▸ **The task**
Give the line containing "What data populates" again, exactly, along with all later lines of the entries, through the last one.

==========

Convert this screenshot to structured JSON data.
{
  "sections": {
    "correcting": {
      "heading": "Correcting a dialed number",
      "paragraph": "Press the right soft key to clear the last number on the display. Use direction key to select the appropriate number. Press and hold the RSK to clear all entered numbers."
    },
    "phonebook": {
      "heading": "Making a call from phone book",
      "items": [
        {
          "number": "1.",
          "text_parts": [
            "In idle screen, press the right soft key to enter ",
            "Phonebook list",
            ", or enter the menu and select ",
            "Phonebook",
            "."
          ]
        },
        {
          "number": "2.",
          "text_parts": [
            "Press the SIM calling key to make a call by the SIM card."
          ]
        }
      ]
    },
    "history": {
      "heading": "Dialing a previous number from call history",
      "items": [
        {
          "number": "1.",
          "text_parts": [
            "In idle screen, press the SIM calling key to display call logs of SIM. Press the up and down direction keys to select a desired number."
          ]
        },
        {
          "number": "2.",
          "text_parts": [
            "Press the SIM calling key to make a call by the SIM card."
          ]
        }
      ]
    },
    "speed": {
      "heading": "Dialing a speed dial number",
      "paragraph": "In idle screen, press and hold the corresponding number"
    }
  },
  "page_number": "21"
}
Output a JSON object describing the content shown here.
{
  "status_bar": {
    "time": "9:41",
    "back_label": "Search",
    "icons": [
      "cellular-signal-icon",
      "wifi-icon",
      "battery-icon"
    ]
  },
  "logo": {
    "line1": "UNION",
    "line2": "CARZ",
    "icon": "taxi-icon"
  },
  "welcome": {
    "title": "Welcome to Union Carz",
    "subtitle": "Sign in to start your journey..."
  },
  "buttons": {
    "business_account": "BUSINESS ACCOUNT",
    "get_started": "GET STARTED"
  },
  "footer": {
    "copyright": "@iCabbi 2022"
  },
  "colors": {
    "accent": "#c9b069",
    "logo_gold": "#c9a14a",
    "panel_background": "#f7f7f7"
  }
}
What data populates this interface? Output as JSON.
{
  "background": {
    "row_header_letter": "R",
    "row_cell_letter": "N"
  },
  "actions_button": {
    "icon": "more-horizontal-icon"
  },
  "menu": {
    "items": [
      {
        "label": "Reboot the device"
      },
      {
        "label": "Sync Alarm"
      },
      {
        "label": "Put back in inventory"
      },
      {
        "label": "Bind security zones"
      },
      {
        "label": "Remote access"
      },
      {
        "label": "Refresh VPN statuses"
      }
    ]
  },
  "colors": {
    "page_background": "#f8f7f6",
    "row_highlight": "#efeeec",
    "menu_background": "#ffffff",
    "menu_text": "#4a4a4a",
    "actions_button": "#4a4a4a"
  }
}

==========

▸ **Completed exercise**
What data populates this interface? Output as JSON.
{
  "background": {
    "row_header_letter": "R",
    "row_cell_letter": "N"
  },
  "actions_button": {
    "icon": "more-horizontal-icon"
  },
  "menu": {
    "items": [
      {
        "label": "Reboot the device"
      },
      {
        "label": "Sync Alarm"
      },
      {
        "label": "Put back in inventory"
      },
      {
        "label": "Bind security zones"
      },
      {
        "label": "Remote access"
      },
      {
        "label": "Refresh VPN statuses"
      }
    ]
  },
  "colors": {
    "page_background": "#f8f7f6",
    "row_highlight": "#efeeec",
    "menu_background": "#ffffff",
    "menu_text": "#4a4a4a",
    "actions_button": "#4a4a4a"
  }
}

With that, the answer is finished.